▸ Work to be completed: Would you copy each line of the data below that has "time"?

[Website and app data records]
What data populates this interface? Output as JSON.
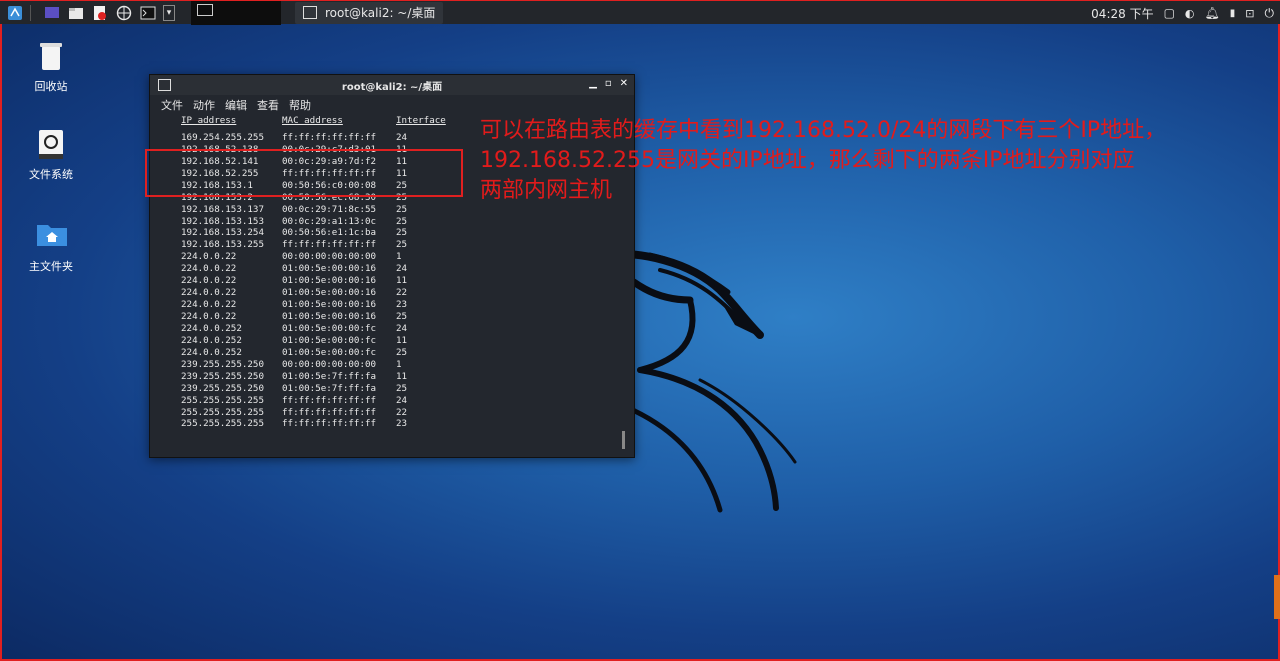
{
  "panel": {
    "task_title": "root@kali2: ~/桌面",
    "clock": "04:28 下午"
  },
  "desktop": {
    "icons": [
      {
        "label": "回收站",
        "icon": "trash-icon"
      },
      {
        "label": "文件系统",
        "icon": "drive-icon"
      },
      {
        "label": "主文件夹",
        "icon": "home-folder-icon"
      }
    ]
  },
  "terminal": {
    "title": "root@kali2: ~/桌面",
    "menu": [
      "文件",
      "动作",
      "编辑",
      "查看",
      "帮助"
    ],
    "headers": [
      "IP address",
      "MAC address",
      "Interface"
    ],
    "rows": [
      [
        "169.254.255.255",
        "ff:ff:ff:ff:ff:ff",
        "24"
      ],
      [
        "192.168.52.138",
        "00:0c:29:c7:d3:01",
        "11"
      ],
      [
        "192.168.52.141",
        "00:0c:29:a9:7d:f2",
        "11"
      ],
      [
        "192.168.52.255",
        "ff:ff:ff:ff:ff:ff",
        "11"
      ],
      [
        "192.168.153.1",
        "00:50:56:c0:00:08",
        "25"
      ],
      [
        "192.168.153.2",
        "00:50:56:ec:68:30",
        "25"
      ],
      [
        "192.168.153.137",
        "00:0c:29:71:8c:55",
        "25"
      ],
      [
        "192.168.153.153",
        "00:0c:29:a1:13:0c",
        "25"
      ],
      [
        "192.168.153.254",
        "00:50:56:e1:1c:ba",
        "25"
      ],
      [
        "192.168.153.255",
        "ff:ff:ff:ff:ff:ff",
        "25"
      ],
      [
        "224.0.0.22",
        "00:00:00:00:00:00",
        "1"
      ],
      [
        "224.0.0.22",
        "01:00:5e:00:00:16",
        "24"
      ],
      [
        "224.0.0.22",
        "01:00:5e:00:00:16",
        "11"
      ],
      [
        "224.0.0.22",
        "01:00:5e:00:00:16",
        "22"
      ],
      [
        "224.0.0.22",
        "01:00:5e:00:00:16",
        "23"
      ],
      [
        "224.0.0.22",
        "01:00:5e:00:00:16",
        "25"
      ],
      [
        "224.0.0.252",
        "01:00:5e:00:00:fc",
        "24"
      ],
      [
        "224.0.0.252",
        "01:00:5e:00:00:fc",
        "11"
      ],
      [
        "224.0.0.252",
        "01:00:5e:00:00:fc",
        "25"
      ],
      [
        "239.255.255.250",
        "00:00:00:00:00:00",
        "1"
      ],
      [
        "239.255.255.250",
        "01:00:5e:7f:ff:fa",
        "11"
      ],
      [
        "239.255.255.250",
        "01:00:5e:7f:ff:fa",
        "25"
      ],
      [
        "255.255.255.255",
        "ff:ff:ff:ff:ff:ff",
        "24"
      ],
      [
        "255.255.255.255",
        "ff:ff:ff:ff:ff:ff",
        "22"
      ],
      [
        "255.255.255.255",
        "ff:ff:ff:ff:ff:ff",
        "23"
      ]
    ]
  },
  "annotation": {
    "lines": [
      "可以在路由表的缓存中看到192.168.52.0/24的网段下有三个IP地址，",
      "192.168.52.255是网关的IP地址，那么剩下的两条IP地址分别对应",
      "两部内网主机"
    ],
    "color": "#e21b1b"
  }
}
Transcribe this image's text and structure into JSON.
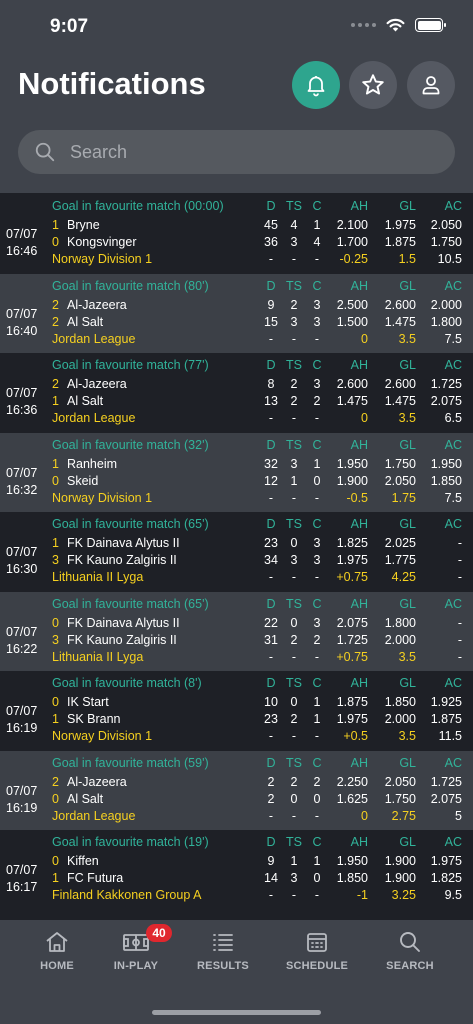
{
  "status": {
    "time": "9:07"
  },
  "header": {
    "title": "Notifications"
  },
  "search": {
    "placeholder": "Search"
  },
  "col_headers": {
    "d": "D",
    "ts": "TS",
    "c": "C",
    "ah": "AH",
    "gl": "GL",
    "ac": "AC"
  },
  "notifications": [
    {
      "title": "Goal in favourite match (00:00)",
      "date": "07/07",
      "time": "16:46",
      "home": {
        "score": "1",
        "name": "Bryne",
        "d": "45",
        "ts": "4",
        "c": "1",
        "ah": "2.100",
        "gl": "1.975",
        "ac": "2.050"
      },
      "away": {
        "score": "0",
        "name": "Kongsvinger",
        "d": "36",
        "ts": "3",
        "c": "4",
        "ah": "1.700",
        "gl": "1.875",
        "ac": "1.750"
      },
      "league": "Norway Division 1",
      "line": {
        "d": "-",
        "ts": "-",
        "c": "-",
        "ah": "-0.25",
        "gl": "1.5",
        "ac": "10.5"
      }
    },
    {
      "title": "Goal in favourite match (80')",
      "date": "07/07",
      "time": "16:40",
      "home": {
        "score": "2",
        "name": "Al-Jazeera",
        "d": "9",
        "ts": "2",
        "c": "3",
        "ah": "2.500",
        "gl": "2.600",
        "ac": "2.000"
      },
      "away": {
        "score": "2",
        "name": "Al Salt",
        "d": "15",
        "ts": "3",
        "c": "3",
        "ah": "1.500",
        "gl": "1.475",
        "ac": "1.800"
      },
      "league": "Jordan League",
      "line": {
        "d": "-",
        "ts": "-",
        "c": "-",
        "ah": "0",
        "gl": "3.5",
        "ac": "7.5"
      }
    },
    {
      "title": "Goal in favourite match (77')",
      "date": "07/07",
      "time": "16:36",
      "home": {
        "score": "2",
        "name": "Al-Jazeera",
        "d": "8",
        "ts": "2",
        "c": "3",
        "ah": "2.600",
        "gl": "2.600",
        "ac": "1.725"
      },
      "away": {
        "score": "1",
        "name": "Al Salt",
        "d": "13",
        "ts": "2",
        "c": "2",
        "ah": "1.475",
        "gl": "1.475",
        "ac": "2.075"
      },
      "league": "Jordan League",
      "line": {
        "d": "-",
        "ts": "-",
        "c": "-",
        "ah": "0",
        "gl": "3.5",
        "ac": "6.5"
      }
    },
    {
      "title": "Goal in favourite match (32')",
      "date": "07/07",
      "time": "16:32",
      "home": {
        "score": "1",
        "name": "Ranheim",
        "d": "32",
        "ts": "3",
        "c": "1",
        "ah": "1.950",
        "gl": "1.750",
        "ac": "1.950"
      },
      "away": {
        "score": "0",
        "name": "Skeid",
        "d": "12",
        "ts": "1",
        "c": "0",
        "ah": "1.900",
        "gl": "2.050",
        "ac": "1.850"
      },
      "league": "Norway Division 1",
      "line": {
        "d": "-",
        "ts": "-",
        "c": "-",
        "ah": "-0.5",
        "gl": "1.75",
        "ac": "7.5"
      }
    },
    {
      "title": "Goal in favourite match (65')",
      "date": "07/07",
      "time": "16:30",
      "home": {
        "score": "1",
        "name": "FK Dainava Alytus II",
        "d": "23",
        "ts": "0",
        "c": "3",
        "ah": "1.825",
        "gl": "2.025",
        "ac": "-"
      },
      "away": {
        "score": "3",
        "name": "FK Kauno Zalgiris II",
        "d": "34",
        "ts": "3",
        "c": "3",
        "ah": "1.975",
        "gl": "1.775",
        "ac": "-"
      },
      "league": "Lithuania II Lyga",
      "line": {
        "d": "-",
        "ts": "-",
        "c": "-",
        "ah": "+0.75",
        "gl": "4.25",
        "ac": "-"
      }
    },
    {
      "title": "Goal in favourite match (65')",
      "date": "07/07",
      "time": "16:22",
      "home": {
        "score": "0",
        "name": "FK Dainava Alytus II",
        "d": "22",
        "ts": "0",
        "c": "3",
        "ah": "2.075",
        "gl": "1.800",
        "ac": "-"
      },
      "away": {
        "score": "3",
        "name": "FK Kauno Zalgiris II",
        "d": "31",
        "ts": "2",
        "c": "2",
        "ah": "1.725",
        "gl": "2.000",
        "ac": "-"
      },
      "league": "Lithuania II Lyga",
      "line": {
        "d": "-",
        "ts": "-",
        "c": "-",
        "ah": "+0.75",
        "gl": "3.5",
        "ac": "-"
      }
    },
    {
      "title": "Goal in favourite match (8')",
      "date": "07/07",
      "time": "16:19",
      "home": {
        "score": "0",
        "name": "IK Start",
        "d": "10",
        "ts": "0",
        "c": "1",
        "ah": "1.875",
        "gl": "1.850",
        "ac": "1.925"
      },
      "away": {
        "score": "1",
        "name": "SK Brann",
        "d": "23",
        "ts": "2",
        "c": "1",
        "ah": "1.975",
        "gl": "2.000",
        "ac": "1.875"
      },
      "league": "Norway Division 1",
      "line": {
        "d": "-",
        "ts": "-",
        "c": "-",
        "ah": "+0.5",
        "gl": "3.5",
        "ac": "11.5"
      }
    },
    {
      "title": "Goal in favourite match (59')",
      "date": "07/07",
      "time": "16:19",
      "home": {
        "score": "2",
        "name": "Al-Jazeera",
        "d": "2",
        "ts": "2",
        "c": "2",
        "ah": "2.250",
        "gl": "2.050",
        "ac": "1.725"
      },
      "away": {
        "score": "0",
        "name": "Al Salt",
        "d": "2",
        "ts": "0",
        "c": "0",
        "ah": "1.625",
        "gl": "1.750",
        "ac": "2.075"
      },
      "league": "Jordan League",
      "line": {
        "d": "-",
        "ts": "-",
        "c": "-",
        "ah": "0",
        "gl": "2.75",
        "ac": "5"
      }
    },
    {
      "title": "Goal in favourite match (19')",
      "date": "07/07",
      "time": "16:17",
      "home": {
        "score": "0",
        "name": "Kiffen",
        "d": "9",
        "ts": "1",
        "c": "1",
        "ah": "1.950",
        "gl": "1.900",
        "ac": "1.975"
      },
      "away": {
        "score": "1",
        "name": "FC Futura",
        "d": "14",
        "ts": "3",
        "c": "0",
        "ah": "1.850",
        "gl": "1.900",
        "ac": "1.825"
      },
      "league": "Finland Kakkonen Group A",
      "line": {
        "d": "-",
        "ts": "-",
        "c": "-",
        "ah": "-1",
        "gl": "3.25",
        "ac": "9.5"
      }
    }
  ],
  "tabbar": {
    "home": "HOME",
    "inplay": "IN-PLAY",
    "inplay_badge": "40",
    "results": "RESULTS",
    "schedule": "SCHEDULE",
    "search": "SEARCH"
  },
  "colors": {
    "accent": "#2ea58e",
    "league": "#f5d020",
    "badge": "#e0272e"
  }
}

▸ Exercise answer:
    "time": "9:07"
      "time": "16:46",
      "time": "16:40",
      "time": "16:36",
      "time": "16:32",
      "time": "16:30",
      "time": "16:22",
      "time": "16:19",
      "time": "16:19",
      "time": "16:17",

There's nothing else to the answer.